Cigarettes’ harmful claim to fame isn’t limited to your lungs or your heart. How does smoking hurt your body? Let us take a look at the ways cigarettes attack the body and you’ll have a better idea. Smoking not only cuts lives short, but greatly decreases quality of life as well.
Most cigarettes contain over 4,000 chemicals, including “human-friendly” ones like cyanide and formaldehyde. Sixty of these chemicals are known to cause cancer. The list of smoking-related cancers keeps growing and includes:
Blood carries cigarette poisons throughout the circulatory system. Among other effects, these poisons damage and narrow blood vessels, increasing the heart rate while decreasing the flow of oxygen to the rest of the body. These are a few of the cardiovascular conditions smoking contributes to:
Chemicals in cigarettes irritate air passages and lungs. They slow—and eventually stop—the cleansing action in the lungs, so poisons can remain there. Lungs become vulnerable to problems like these:
By reducing blood supply, smoking weakens both muscles and bones. It also slows the production of bone-forming cells and keeps your body from absorbing calcium. Here are some of the effects:
- Increased risk for bone fractures, which also take longer to heal
- Higher complication rate after surgeries
Increased risk of overuse injuries, such as
bursitis; greater chance of
- Negative impact on sports performance—slower pace and shortness of breath
low back pain
rheumatoid arthritis—a progressive disease causing swelling in joints
Smoking hurts the digestive system, which means the body doesn’t get the nutrients it needs. Smoking does this by:
Injuring the esophagus, allowing stomach acids to flow back (called
heartburn) into the esophagus, and by making stomach acids more harmful
Increasing acidity, increasing the risk for an infection that leads to open sores in the stomach or small intestine (called
Leading to inflammation in the lining of the intestine (called
- Changing the way the liver handles drugs and alcohol
Smokers notice the change in their brains almost the minute they light up. Smoking quickly changes brain chemistry, affecting mood and often leading to addiction. Brain chemistry changes, as well as decreased blood flow, increase the risk for:
Need to hear more? Smokers are at increased risk of developing the most common type of
diabetes. These are a few of smoking’s
- Reduced sense of smell and taste
- Premature skin aging from reduced blood flow and vitamins
- Increased risk for gum disease
Increased risk for cloudy lens in the eye (called
cataract)—a leading cause of blindness
Increased risk for
infertility, and problems during pregnancy and delivery
In babies of smoking mothers—increased risk for low birth weight, reduced lung function, and
sudden infant death syndrome (SIDS)
at an earlier age; increased number of menopausal symptoms
The benefits of quitting begin almost immediately. Heart rate drops within minutes. Circulation and breathing improve within months.

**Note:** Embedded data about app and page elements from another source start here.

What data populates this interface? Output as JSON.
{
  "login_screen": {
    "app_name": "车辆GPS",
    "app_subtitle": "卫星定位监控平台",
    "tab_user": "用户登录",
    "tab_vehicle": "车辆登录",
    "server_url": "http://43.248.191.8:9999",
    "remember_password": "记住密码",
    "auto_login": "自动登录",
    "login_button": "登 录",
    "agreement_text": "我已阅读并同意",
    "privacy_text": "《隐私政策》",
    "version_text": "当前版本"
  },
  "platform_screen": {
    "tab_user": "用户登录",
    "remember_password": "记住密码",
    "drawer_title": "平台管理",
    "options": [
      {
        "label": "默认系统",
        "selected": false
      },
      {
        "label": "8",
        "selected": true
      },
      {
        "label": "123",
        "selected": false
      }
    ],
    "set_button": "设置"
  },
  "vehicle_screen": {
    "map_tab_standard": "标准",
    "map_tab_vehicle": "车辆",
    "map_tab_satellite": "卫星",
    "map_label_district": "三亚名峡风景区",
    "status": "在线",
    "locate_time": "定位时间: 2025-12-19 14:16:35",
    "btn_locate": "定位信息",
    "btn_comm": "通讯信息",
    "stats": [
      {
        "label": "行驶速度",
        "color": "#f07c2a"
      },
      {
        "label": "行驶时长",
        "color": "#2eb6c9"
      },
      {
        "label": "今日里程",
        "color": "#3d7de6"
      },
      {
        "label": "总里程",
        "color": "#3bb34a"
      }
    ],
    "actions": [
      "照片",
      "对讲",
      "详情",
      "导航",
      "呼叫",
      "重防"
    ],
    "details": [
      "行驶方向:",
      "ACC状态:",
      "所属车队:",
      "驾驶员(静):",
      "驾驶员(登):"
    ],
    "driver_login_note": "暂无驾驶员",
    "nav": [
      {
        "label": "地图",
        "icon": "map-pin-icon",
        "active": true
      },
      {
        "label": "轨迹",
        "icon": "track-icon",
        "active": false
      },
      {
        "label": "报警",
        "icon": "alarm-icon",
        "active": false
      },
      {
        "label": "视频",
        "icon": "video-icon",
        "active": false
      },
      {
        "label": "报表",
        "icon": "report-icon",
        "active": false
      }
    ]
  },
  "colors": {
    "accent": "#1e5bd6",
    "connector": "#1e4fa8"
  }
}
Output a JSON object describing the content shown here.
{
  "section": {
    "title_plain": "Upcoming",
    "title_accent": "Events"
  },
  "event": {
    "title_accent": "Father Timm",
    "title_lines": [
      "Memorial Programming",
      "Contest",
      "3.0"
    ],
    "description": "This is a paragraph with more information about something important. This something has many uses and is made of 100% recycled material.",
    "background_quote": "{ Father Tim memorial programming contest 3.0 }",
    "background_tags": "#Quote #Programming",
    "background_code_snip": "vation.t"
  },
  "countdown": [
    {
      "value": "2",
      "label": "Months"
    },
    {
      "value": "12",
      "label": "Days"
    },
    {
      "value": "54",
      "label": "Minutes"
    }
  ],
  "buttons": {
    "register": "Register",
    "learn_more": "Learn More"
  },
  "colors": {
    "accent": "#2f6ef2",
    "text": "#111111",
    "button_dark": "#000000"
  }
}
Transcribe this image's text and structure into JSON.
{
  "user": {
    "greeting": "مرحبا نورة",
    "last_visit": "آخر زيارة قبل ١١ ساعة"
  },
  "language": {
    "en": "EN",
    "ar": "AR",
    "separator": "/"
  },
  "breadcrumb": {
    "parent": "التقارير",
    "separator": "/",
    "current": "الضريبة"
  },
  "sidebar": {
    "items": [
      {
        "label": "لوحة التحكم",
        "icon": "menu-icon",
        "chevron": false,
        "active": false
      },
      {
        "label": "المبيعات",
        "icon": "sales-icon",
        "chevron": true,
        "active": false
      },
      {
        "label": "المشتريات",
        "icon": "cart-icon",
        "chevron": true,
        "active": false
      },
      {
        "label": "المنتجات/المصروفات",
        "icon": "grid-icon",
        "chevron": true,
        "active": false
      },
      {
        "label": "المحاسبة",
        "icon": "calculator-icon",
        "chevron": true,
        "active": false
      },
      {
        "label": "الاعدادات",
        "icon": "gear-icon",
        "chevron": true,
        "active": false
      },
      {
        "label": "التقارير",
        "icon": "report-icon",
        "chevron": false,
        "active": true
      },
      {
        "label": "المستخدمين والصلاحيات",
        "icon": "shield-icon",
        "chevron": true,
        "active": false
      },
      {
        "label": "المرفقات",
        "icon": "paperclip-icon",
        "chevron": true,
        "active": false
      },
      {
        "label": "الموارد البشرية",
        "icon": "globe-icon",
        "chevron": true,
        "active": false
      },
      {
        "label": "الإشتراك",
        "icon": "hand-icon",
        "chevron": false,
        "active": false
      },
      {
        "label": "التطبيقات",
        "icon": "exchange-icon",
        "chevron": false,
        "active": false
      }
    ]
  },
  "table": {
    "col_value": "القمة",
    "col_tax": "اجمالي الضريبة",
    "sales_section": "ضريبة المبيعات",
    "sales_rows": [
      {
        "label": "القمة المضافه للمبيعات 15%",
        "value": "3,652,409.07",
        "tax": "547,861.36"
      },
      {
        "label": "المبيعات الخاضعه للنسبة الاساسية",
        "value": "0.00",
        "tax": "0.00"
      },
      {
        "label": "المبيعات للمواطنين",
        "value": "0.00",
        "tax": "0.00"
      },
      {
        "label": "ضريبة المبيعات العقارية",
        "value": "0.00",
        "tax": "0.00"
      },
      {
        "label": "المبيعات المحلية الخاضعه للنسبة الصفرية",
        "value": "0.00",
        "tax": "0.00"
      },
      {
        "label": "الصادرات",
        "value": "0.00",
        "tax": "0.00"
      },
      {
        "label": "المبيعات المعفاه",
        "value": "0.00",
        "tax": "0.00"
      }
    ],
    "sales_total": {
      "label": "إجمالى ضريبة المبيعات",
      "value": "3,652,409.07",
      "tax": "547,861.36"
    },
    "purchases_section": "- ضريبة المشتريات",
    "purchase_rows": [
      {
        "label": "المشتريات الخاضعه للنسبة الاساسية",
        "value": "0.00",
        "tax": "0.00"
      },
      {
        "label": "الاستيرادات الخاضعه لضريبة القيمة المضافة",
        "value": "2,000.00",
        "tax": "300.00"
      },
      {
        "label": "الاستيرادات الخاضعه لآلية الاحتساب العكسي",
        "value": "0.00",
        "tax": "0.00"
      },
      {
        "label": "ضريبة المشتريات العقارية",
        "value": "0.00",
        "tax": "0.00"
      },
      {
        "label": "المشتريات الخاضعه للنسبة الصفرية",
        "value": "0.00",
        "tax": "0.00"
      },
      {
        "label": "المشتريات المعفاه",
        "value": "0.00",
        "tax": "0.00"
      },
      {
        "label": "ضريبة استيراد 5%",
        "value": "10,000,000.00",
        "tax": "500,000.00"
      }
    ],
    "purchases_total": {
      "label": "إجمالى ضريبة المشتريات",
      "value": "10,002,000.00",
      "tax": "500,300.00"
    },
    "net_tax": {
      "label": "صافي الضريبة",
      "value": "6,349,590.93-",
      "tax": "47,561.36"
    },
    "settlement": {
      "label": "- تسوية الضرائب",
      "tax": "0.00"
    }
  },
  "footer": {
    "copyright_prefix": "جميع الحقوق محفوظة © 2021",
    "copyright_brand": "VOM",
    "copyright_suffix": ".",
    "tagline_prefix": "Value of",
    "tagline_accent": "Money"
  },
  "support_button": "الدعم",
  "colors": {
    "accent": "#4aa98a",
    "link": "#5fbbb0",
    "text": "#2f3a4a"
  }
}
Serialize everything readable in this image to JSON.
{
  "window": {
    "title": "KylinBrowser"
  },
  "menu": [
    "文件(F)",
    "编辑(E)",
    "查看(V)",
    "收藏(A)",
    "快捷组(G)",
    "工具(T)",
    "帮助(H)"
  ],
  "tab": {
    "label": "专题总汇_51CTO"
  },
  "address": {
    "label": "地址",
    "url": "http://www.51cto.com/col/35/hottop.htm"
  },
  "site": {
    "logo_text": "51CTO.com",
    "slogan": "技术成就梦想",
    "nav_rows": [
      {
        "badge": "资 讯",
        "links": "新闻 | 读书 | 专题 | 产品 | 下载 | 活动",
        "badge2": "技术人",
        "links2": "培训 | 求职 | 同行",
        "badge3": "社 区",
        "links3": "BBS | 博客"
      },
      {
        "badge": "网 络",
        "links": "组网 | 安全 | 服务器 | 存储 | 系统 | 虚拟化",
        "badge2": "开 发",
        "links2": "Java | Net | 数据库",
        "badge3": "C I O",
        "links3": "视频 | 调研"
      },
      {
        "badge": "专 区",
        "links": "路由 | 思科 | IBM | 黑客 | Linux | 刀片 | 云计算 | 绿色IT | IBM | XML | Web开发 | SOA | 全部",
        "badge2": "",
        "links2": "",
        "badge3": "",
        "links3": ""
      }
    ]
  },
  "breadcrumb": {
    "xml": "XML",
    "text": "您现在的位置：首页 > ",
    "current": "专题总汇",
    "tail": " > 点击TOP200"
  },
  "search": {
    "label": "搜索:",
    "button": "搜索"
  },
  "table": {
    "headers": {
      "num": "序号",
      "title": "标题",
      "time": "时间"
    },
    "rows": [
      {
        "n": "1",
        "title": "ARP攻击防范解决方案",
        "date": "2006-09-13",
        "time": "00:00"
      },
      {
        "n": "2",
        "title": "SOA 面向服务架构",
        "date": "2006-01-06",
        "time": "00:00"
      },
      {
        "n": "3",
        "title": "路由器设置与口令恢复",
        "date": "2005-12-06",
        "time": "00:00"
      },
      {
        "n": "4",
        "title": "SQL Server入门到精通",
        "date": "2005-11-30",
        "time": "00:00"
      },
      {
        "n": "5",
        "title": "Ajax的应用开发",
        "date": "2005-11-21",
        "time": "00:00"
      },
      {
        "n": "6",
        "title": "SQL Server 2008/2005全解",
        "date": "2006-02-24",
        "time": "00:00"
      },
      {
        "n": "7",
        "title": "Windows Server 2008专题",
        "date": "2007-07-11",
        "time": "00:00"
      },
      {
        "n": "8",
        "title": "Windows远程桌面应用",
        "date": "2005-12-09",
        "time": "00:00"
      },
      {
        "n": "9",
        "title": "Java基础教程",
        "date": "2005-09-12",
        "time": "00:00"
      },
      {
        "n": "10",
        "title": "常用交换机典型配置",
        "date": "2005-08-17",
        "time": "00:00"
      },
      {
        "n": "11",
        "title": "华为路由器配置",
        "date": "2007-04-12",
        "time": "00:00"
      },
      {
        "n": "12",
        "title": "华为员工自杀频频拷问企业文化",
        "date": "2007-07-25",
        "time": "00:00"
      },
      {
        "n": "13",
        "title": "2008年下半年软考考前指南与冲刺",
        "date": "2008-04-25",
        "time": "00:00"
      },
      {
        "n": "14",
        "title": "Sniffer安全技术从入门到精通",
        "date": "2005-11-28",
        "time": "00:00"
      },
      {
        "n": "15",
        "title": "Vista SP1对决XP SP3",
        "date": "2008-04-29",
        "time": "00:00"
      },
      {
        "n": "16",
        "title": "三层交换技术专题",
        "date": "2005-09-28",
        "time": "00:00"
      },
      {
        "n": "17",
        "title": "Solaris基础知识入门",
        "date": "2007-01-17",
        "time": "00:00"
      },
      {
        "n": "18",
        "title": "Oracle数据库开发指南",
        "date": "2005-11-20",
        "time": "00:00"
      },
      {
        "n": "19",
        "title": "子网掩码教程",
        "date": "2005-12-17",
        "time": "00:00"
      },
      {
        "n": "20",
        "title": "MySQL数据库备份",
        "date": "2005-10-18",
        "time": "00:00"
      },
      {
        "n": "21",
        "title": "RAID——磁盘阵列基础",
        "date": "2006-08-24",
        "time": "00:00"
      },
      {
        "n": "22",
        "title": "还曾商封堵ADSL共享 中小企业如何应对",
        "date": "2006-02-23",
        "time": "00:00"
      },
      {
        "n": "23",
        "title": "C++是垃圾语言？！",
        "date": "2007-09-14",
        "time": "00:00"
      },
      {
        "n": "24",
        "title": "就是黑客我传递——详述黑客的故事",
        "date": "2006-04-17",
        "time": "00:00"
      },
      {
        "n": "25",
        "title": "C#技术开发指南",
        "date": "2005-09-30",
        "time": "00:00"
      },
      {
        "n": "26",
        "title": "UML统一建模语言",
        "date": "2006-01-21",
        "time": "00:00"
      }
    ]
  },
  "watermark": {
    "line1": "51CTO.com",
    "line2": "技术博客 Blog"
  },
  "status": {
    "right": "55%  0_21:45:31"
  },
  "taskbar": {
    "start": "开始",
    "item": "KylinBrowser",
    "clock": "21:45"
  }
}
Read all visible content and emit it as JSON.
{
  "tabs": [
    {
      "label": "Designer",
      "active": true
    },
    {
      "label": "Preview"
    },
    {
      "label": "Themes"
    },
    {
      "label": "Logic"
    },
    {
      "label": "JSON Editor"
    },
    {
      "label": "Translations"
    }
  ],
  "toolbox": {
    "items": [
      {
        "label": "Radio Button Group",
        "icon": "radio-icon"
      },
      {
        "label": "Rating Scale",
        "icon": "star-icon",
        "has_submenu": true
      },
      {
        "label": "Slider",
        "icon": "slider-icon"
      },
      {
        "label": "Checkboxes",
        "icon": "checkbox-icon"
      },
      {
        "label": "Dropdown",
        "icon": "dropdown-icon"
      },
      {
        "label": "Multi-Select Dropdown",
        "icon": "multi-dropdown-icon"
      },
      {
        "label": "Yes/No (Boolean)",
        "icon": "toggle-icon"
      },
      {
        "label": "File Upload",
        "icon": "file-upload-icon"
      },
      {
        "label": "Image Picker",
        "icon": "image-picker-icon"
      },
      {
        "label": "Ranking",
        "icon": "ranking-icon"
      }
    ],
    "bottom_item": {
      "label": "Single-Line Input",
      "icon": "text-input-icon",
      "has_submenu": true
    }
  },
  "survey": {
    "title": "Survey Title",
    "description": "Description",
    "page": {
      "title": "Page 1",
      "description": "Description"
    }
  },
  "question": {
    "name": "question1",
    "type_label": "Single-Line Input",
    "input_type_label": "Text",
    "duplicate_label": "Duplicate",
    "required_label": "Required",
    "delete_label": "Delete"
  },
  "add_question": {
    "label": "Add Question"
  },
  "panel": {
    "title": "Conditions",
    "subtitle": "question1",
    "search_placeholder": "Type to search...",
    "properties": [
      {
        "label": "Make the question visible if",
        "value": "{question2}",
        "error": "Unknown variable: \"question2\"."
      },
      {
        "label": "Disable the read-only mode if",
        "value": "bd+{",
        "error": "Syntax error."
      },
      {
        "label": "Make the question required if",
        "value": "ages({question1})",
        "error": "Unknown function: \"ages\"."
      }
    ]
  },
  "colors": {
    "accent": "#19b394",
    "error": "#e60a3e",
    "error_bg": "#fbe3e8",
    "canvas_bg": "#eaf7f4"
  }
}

And, among other improvements, your risk of
much lower after five years of quitting. Although it’s best to quit when you’re younger, you can benefit at
Bjartveit K and Tverdal A. Health consequences of smoking 1–4 cigarettes per day.
Tobacco Control. 2005;14:315-320.
Last reviewed November 2011 by Brian Randall, MD
Please be aware that this information is provided to supplement the care provided by your physician. It is neither intended nor implied to be a substitute for professional medical advice. CALL YOUR HEALTHCARE PROVIDER IMMEDIATELY IF YOU THINK YOU MAY HAVE A MEDICAL EMERGENCY. Always seek the advice of your physician or other qualified health provider prior to starting any new treatment or with any questions you may have regarding a medical condition.
Copyright © EBSCO Publishing. All rights reserved.